Listed entries below:
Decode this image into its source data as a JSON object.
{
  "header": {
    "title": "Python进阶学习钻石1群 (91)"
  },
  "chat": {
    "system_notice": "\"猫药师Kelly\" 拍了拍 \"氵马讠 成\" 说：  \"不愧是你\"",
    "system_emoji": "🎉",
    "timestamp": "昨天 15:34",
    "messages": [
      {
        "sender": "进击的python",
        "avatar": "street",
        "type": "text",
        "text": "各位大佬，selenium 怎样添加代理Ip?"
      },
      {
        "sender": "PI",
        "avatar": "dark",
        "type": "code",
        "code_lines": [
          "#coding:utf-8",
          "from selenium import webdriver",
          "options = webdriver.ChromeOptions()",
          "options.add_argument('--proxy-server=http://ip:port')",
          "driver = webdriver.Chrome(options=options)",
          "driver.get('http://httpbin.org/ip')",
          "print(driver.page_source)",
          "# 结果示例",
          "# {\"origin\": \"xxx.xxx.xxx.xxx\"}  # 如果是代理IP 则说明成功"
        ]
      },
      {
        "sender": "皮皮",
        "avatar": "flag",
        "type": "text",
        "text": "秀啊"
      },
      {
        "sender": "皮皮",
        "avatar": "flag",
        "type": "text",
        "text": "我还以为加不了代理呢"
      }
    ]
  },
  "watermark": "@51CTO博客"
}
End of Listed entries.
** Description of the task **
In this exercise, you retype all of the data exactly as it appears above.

** Output for this exercise **
Decode this image into its source data as a JSON object.
{
  "header": {
    "title": "Python进阶学习钻石1群 (91)"
  },
  "chat": {
    "system_notice": "\"猫药师Kelly\" 拍了拍 \"氵马讠 成\" 说：  \"不愧是你\"",
    "system_emoji": "🎉",
    "timestamp": "昨天 15:34",
    "messages": [
      {
        "sender": "进击的python",
        "avatar": "street",
        "type": "text",
        "text": "各位大佬，selenium 怎样添加代理Ip?"
      },
      {
        "sender": "PI",
        "avatar": "dark",
        "type": "code",
        "code_lines": [
          "#coding:utf-8",
          "from selenium import webdriver",
          "options = webdriver.ChromeOptions()",
          "options.add_argument('--proxy-server=http://ip:port')",
          "driver = webdriver.Chrome(options=options)",
          "driver.get('http://httpbin.org/ip')",
          "print(driver.page_source)",
          "# 结果示例",
          "# {\"origin\": \"xxx.xxx.xxx.xxx\"}  # 如果是代理IP 则说明成功"
        ]
      },
      {
        "sender": "皮皮",
        "avatar": "flag",
        "type": "text",
        "text": "秀啊"
      },
      {
        "sender": "皮皮",
        "avatar": "flag",
        "type": "text",
        "text": "我还以为加不了代理呢"
      }
    ]
  },
  "watermark": "@51CTO博客"
}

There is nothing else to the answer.